(Records from a data source)
........

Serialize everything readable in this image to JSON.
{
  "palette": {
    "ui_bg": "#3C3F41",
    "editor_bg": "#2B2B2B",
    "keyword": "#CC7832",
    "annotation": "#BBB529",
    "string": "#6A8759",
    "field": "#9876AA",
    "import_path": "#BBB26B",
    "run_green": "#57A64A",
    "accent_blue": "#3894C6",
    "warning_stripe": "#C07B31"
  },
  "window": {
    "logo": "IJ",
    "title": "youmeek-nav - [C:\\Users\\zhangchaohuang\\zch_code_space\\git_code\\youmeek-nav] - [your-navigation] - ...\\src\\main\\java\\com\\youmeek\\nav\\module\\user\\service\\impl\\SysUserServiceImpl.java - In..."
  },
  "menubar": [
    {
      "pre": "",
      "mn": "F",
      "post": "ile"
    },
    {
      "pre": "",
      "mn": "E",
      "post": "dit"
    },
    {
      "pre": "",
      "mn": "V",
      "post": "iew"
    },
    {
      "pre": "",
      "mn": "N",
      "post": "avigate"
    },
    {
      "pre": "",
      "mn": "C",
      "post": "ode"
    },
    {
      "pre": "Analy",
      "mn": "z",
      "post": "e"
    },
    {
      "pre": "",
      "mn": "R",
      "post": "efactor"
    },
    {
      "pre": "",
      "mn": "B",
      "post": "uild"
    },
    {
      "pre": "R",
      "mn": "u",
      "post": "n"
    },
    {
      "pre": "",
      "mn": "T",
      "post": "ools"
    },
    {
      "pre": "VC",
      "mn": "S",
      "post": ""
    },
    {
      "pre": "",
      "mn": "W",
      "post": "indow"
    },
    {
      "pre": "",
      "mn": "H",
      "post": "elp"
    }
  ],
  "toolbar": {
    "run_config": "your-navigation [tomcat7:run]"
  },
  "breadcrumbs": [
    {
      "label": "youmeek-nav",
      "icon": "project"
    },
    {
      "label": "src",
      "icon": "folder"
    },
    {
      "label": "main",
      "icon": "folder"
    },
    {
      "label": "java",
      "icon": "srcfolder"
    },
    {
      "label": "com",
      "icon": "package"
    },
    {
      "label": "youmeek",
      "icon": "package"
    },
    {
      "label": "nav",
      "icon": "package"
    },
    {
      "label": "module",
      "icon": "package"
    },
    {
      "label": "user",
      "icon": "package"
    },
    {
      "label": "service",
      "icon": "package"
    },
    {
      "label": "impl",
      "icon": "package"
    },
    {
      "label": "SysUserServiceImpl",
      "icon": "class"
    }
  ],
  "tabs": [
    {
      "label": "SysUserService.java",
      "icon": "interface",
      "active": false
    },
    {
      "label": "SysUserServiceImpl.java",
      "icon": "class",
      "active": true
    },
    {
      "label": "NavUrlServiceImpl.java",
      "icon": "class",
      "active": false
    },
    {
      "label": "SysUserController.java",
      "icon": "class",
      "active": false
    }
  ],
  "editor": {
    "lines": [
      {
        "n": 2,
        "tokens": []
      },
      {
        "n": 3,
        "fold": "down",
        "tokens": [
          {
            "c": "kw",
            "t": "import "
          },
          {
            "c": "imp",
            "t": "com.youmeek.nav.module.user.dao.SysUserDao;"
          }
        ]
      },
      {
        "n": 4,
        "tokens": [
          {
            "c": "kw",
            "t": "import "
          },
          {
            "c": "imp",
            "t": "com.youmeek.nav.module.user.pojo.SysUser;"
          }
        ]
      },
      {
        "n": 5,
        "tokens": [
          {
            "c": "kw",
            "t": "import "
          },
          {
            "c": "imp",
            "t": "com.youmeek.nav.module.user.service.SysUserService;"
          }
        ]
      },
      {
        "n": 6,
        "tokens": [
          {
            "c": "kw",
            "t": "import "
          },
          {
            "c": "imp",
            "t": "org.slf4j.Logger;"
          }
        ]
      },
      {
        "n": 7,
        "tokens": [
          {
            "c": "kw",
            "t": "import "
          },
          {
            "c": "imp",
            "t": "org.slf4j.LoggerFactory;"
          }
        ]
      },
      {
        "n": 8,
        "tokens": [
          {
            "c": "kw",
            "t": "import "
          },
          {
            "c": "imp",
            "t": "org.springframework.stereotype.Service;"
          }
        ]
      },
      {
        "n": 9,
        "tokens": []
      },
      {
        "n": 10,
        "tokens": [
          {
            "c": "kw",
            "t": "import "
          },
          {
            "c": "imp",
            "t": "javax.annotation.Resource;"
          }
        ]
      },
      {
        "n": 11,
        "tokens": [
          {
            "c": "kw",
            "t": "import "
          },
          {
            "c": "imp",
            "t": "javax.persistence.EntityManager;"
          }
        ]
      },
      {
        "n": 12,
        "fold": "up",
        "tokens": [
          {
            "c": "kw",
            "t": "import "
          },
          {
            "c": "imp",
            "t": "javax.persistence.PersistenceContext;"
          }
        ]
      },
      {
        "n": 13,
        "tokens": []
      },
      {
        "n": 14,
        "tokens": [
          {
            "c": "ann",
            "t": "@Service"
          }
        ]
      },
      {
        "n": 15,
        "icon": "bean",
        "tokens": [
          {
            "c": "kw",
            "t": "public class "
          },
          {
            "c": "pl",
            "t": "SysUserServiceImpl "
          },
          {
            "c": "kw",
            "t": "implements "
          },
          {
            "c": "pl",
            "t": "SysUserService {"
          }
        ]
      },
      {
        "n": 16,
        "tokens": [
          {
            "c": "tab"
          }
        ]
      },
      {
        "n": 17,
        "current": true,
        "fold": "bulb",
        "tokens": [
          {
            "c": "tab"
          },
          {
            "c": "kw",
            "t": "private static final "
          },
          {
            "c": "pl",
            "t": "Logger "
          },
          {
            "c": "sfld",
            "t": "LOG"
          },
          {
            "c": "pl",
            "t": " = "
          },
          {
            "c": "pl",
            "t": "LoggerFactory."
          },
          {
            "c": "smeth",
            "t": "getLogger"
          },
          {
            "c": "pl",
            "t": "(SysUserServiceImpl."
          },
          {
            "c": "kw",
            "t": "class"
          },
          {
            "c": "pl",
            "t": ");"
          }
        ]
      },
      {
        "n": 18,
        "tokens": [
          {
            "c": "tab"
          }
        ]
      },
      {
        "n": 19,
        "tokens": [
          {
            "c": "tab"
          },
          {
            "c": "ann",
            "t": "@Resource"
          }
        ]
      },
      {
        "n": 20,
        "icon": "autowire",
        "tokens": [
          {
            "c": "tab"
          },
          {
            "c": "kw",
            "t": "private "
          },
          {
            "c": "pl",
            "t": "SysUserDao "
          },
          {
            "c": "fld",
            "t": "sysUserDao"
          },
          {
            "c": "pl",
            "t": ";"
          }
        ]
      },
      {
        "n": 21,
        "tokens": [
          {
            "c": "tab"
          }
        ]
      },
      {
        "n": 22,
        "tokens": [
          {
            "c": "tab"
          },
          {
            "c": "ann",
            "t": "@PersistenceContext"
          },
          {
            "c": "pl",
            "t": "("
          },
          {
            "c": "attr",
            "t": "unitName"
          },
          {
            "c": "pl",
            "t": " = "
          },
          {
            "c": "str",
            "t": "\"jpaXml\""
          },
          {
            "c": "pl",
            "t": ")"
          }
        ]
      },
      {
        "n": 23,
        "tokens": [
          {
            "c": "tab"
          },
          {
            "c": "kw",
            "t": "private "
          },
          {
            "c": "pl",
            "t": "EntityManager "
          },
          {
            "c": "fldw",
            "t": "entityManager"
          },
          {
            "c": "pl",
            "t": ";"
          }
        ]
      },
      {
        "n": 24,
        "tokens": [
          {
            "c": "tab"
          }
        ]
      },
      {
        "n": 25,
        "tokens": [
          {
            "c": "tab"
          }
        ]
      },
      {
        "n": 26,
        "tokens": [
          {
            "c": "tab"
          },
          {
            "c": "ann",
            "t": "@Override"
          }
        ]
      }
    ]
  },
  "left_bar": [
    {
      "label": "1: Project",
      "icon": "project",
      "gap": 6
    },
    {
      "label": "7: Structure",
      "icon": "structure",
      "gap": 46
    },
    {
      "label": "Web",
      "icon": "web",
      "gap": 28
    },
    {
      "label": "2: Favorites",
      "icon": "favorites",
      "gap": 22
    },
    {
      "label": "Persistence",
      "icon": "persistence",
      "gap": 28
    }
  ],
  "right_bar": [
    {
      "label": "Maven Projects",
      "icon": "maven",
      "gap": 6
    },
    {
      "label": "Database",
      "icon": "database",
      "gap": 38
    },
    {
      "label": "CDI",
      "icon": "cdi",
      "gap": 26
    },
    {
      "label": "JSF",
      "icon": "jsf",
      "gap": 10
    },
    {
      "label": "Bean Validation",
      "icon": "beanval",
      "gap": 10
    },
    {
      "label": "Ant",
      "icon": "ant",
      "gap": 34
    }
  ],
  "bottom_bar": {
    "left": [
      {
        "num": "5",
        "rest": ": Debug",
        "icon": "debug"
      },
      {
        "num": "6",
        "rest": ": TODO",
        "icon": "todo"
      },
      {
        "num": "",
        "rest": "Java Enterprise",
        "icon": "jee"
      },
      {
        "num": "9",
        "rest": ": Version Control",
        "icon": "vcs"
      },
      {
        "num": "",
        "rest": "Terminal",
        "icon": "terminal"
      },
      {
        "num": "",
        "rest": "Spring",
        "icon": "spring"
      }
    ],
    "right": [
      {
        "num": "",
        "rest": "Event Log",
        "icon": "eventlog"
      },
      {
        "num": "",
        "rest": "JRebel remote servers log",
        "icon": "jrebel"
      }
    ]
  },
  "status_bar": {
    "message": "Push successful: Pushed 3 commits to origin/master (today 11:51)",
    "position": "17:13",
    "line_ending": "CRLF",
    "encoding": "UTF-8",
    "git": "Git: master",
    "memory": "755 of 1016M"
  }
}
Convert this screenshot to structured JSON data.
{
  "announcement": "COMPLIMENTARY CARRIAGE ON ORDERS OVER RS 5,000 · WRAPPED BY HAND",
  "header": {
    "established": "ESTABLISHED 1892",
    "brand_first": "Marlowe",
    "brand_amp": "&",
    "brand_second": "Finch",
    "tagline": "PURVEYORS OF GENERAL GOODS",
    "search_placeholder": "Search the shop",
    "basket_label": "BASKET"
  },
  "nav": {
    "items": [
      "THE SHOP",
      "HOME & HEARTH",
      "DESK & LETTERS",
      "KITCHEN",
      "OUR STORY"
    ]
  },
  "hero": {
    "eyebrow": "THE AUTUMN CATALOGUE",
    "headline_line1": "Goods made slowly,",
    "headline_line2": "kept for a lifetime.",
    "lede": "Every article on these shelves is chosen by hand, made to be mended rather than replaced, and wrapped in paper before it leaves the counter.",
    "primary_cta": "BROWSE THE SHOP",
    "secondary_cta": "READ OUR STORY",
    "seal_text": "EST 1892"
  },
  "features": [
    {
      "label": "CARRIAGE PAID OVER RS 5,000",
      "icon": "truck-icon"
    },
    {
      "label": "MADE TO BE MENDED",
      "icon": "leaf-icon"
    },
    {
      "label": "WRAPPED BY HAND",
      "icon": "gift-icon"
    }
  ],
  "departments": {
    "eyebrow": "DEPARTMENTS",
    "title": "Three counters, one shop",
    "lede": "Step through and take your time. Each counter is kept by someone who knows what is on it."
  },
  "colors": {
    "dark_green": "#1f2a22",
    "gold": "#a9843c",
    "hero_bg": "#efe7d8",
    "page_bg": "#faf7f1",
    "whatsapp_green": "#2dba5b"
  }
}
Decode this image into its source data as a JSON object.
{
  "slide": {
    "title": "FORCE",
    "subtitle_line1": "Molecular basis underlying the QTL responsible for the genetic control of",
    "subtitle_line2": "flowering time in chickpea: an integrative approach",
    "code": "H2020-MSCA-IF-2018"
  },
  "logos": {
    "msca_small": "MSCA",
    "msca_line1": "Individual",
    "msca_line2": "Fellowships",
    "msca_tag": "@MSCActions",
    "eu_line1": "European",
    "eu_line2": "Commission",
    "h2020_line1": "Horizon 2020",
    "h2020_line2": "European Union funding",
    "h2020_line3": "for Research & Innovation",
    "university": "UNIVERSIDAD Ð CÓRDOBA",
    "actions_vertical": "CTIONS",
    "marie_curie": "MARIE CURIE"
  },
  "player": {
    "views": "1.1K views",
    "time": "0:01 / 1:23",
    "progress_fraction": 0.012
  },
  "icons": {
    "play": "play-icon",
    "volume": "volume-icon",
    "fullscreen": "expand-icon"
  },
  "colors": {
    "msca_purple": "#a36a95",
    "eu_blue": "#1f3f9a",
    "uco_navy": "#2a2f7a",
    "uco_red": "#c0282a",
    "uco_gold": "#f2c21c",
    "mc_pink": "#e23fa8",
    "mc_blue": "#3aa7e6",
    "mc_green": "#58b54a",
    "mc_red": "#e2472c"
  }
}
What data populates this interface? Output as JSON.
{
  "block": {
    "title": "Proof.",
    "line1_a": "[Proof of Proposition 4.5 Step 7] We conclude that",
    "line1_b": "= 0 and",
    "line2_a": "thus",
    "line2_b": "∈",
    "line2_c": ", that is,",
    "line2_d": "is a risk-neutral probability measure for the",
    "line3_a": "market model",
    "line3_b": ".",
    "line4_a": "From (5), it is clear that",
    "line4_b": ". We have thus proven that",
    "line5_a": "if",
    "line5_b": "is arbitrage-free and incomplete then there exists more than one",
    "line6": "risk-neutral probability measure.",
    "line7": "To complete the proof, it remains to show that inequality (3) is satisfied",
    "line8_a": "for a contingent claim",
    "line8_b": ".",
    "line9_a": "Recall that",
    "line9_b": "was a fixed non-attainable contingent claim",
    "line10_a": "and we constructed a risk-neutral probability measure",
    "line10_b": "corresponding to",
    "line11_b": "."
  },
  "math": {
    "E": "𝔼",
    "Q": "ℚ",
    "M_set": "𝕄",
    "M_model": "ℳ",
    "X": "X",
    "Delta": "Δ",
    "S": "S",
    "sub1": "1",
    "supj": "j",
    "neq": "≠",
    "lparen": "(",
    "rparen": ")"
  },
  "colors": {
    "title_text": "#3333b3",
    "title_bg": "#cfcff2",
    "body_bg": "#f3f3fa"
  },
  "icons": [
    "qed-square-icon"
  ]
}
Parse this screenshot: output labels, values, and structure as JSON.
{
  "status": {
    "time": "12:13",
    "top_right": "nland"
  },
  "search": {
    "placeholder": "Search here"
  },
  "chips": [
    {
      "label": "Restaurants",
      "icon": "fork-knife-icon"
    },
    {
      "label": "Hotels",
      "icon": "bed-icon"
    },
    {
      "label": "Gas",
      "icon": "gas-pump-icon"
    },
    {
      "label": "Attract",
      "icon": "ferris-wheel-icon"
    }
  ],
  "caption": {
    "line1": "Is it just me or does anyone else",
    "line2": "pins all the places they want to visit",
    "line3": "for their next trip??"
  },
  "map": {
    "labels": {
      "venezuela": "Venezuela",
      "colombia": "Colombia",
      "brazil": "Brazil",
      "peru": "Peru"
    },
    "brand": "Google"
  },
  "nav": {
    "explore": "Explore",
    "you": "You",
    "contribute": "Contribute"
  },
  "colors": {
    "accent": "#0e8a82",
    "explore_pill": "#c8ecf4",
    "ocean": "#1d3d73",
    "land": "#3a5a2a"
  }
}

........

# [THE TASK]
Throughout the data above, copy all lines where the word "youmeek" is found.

# [ANSWER FOR THIS EXERCISE]
    "title": "youmeek-nav - [C:\\Users\\zhangchaohuang\\zch_code_space\\git_code\\youmeek-nav] - [your-navigation] - ...\\src\\main\\java\\com\\youmeek\\nav\\module\\user\\service\\impl\\SysUserServiceImpl.java - In..."
      "label": "youmeek-nav",
      "label": "youmeek",
            "t": "com.youmeek.nav.module.user.dao.SysUserDao;"
            "t": "com.youmeek.nav.module.user.pojo.SysUser;"
            "t": "com.youmeek.nav.module.user.service.SysUserService;"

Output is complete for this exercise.